TASK DATA Start Marker

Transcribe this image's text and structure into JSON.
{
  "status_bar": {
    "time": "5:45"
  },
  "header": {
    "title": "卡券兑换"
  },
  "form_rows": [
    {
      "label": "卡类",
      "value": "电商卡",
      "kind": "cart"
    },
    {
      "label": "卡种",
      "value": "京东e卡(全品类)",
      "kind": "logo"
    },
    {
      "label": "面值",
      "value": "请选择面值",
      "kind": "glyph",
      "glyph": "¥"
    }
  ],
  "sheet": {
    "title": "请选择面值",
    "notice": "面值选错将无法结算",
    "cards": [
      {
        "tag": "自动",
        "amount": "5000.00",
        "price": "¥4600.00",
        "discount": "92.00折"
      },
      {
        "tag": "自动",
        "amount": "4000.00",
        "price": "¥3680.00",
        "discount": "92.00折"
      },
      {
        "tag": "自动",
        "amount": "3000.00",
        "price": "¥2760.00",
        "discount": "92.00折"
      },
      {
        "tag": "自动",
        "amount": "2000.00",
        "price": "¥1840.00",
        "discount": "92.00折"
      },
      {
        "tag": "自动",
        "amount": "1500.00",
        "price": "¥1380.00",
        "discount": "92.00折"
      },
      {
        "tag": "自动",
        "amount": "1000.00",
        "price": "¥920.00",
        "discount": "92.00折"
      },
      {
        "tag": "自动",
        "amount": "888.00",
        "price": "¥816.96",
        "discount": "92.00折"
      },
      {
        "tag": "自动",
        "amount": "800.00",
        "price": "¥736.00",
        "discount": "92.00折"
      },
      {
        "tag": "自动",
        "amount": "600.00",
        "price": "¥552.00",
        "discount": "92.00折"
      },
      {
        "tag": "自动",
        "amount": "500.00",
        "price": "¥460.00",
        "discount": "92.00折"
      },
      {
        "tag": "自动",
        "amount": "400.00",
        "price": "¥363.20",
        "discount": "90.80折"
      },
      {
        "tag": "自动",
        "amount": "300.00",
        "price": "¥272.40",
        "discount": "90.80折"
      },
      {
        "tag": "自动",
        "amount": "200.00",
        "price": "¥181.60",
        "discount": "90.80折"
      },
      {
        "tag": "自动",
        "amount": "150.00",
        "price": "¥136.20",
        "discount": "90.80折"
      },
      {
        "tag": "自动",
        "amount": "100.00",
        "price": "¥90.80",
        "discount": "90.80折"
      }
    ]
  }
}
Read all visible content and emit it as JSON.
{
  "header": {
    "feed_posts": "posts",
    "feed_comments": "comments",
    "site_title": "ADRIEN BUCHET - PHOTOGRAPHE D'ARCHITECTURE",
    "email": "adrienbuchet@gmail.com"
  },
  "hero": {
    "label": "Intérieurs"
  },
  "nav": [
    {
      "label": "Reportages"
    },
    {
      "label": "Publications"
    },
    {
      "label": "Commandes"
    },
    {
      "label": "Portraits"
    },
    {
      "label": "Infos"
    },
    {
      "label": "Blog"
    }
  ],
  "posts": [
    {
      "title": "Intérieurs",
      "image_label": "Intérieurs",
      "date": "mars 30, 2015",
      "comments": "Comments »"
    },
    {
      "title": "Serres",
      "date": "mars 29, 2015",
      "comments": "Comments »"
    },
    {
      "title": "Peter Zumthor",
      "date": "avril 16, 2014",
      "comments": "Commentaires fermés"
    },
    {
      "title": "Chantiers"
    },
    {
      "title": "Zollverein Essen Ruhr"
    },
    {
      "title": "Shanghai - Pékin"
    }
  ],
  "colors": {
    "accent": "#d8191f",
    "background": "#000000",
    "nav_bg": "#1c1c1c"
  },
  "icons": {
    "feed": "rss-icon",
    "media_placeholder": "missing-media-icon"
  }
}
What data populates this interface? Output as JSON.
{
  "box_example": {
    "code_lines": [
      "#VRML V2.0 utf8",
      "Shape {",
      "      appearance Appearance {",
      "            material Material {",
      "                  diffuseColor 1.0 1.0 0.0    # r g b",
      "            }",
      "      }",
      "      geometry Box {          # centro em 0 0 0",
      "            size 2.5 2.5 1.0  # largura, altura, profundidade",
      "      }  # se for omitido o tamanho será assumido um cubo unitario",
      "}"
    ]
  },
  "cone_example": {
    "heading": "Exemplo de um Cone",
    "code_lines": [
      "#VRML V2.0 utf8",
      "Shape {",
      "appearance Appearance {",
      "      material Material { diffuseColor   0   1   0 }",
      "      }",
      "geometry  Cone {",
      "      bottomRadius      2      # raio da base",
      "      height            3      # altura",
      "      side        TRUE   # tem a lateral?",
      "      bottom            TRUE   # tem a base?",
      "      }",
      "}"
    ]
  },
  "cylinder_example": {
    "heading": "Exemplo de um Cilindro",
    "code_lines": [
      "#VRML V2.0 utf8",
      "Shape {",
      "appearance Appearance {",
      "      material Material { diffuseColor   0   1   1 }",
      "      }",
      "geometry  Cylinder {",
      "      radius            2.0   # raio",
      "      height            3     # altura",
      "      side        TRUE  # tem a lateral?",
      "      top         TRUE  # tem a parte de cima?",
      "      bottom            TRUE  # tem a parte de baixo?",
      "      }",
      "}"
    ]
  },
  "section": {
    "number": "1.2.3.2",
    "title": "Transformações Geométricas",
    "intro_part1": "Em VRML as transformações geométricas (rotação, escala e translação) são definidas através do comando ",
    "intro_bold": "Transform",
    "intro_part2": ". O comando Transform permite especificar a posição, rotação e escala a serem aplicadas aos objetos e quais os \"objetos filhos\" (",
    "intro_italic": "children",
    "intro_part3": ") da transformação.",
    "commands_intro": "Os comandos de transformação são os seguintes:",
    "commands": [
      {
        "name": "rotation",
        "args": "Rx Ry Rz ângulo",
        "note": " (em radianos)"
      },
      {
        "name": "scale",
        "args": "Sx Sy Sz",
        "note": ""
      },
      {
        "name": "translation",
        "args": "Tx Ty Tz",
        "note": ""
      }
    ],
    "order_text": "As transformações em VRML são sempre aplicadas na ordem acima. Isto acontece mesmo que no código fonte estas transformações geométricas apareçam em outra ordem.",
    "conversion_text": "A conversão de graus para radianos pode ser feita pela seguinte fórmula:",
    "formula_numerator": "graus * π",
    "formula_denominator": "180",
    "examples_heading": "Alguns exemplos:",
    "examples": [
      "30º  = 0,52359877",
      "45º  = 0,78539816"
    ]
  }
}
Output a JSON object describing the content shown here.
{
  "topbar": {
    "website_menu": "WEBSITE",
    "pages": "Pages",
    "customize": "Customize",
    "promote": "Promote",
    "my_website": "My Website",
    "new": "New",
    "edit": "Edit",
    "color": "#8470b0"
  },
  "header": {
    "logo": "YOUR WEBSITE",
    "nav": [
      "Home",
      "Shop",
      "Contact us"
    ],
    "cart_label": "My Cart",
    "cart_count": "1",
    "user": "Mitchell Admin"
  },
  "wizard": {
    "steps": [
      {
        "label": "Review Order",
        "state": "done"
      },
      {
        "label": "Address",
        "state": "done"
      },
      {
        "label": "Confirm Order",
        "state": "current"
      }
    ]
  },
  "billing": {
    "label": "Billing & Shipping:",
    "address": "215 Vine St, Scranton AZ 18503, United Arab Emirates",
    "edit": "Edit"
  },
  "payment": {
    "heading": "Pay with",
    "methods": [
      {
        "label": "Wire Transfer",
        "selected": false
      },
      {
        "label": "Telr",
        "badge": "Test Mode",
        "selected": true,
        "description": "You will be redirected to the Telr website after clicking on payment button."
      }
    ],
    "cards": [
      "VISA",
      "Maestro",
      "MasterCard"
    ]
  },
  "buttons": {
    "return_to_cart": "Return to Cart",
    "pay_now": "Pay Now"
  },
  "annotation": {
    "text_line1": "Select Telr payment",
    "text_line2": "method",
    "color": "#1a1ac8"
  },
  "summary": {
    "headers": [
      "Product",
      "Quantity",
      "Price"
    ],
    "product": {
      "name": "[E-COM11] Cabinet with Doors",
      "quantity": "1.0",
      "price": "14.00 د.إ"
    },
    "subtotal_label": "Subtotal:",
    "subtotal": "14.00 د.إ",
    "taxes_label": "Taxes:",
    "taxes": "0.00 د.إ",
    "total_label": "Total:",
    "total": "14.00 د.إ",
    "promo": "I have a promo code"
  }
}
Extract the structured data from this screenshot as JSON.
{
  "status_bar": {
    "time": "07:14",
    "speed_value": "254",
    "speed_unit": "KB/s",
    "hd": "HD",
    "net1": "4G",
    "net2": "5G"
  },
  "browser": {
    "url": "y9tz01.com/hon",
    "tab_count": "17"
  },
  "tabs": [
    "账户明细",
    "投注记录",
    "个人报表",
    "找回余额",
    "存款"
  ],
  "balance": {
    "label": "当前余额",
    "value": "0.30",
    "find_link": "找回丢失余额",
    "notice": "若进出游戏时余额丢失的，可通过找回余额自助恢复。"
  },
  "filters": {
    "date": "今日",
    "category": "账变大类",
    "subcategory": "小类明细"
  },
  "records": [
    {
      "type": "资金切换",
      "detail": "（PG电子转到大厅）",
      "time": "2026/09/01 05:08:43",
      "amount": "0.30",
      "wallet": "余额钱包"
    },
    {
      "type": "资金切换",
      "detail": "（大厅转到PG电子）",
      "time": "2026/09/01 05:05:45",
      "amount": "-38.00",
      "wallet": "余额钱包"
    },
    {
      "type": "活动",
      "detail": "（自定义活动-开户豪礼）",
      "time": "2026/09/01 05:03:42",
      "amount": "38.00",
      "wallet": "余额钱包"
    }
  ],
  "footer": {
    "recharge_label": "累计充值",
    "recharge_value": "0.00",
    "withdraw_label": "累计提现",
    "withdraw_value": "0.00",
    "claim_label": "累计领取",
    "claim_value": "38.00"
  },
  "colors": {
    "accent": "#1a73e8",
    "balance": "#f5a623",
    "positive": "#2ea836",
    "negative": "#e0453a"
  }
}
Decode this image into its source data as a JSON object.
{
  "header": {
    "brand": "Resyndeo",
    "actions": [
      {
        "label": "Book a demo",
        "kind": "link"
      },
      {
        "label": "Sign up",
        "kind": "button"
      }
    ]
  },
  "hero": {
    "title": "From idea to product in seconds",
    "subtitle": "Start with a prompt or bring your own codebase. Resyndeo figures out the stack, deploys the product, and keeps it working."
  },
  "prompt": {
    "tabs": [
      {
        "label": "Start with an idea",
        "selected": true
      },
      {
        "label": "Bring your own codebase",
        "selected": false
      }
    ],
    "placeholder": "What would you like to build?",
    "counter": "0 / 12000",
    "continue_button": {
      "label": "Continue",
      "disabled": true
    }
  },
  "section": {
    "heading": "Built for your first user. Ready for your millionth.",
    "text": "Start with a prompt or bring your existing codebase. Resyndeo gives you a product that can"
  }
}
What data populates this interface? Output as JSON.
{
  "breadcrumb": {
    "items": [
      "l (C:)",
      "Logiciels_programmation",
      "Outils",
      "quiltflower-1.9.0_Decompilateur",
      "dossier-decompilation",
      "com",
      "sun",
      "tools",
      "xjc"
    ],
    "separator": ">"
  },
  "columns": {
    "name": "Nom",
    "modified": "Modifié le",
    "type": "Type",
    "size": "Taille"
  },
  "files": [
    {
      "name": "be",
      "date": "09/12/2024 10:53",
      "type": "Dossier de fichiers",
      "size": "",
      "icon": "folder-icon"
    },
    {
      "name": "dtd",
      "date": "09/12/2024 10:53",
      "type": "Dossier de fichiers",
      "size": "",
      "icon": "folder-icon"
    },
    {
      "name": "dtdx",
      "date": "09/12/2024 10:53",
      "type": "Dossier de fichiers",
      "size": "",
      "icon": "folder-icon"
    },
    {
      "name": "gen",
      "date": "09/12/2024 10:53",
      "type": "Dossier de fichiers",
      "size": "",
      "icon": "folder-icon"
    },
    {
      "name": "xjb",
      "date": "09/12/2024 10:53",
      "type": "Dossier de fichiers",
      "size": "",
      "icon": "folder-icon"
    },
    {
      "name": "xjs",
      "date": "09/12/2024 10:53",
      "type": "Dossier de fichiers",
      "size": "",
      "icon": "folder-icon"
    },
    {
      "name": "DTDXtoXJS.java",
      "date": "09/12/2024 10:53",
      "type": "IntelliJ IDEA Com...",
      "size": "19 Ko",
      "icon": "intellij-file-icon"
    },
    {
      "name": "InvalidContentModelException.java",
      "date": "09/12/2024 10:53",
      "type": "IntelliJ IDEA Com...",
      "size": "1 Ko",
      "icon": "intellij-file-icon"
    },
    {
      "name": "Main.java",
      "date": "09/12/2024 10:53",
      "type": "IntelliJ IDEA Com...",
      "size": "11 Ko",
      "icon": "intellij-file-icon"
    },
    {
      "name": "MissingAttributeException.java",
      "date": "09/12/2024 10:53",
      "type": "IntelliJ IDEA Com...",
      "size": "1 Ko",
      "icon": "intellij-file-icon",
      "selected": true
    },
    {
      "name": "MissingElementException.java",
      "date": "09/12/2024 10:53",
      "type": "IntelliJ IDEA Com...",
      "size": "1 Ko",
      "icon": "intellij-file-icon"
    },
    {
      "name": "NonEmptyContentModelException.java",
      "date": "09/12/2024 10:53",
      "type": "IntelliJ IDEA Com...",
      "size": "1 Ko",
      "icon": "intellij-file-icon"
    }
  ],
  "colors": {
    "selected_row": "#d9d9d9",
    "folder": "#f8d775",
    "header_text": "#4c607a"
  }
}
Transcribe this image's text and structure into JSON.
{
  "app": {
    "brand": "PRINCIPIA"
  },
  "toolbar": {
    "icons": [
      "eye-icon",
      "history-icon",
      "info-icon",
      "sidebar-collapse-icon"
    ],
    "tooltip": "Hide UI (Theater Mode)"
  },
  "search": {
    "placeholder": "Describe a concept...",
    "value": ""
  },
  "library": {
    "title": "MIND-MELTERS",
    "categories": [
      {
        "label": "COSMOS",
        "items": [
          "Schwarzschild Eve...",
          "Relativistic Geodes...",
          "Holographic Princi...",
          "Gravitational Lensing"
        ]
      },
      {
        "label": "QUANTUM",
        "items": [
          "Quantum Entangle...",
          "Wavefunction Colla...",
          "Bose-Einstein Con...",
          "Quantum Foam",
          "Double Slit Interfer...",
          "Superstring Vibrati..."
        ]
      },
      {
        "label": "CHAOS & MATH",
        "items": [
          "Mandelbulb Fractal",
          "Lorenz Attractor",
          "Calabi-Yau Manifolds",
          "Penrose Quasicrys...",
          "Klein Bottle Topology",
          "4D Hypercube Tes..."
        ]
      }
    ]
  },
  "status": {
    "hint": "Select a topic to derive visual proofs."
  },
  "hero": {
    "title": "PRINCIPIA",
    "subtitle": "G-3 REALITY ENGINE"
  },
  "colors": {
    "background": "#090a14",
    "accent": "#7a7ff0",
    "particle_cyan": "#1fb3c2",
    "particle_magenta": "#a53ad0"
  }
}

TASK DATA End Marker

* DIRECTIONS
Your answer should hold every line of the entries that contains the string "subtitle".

* RESPONSE BELOW
    "subtitle": "Start with a prompt or bring your own codebase. Resyndeo figures out the stack, deploys the product, and keeps it working."
    "subtitle": "G-3 REALITY ENGINE"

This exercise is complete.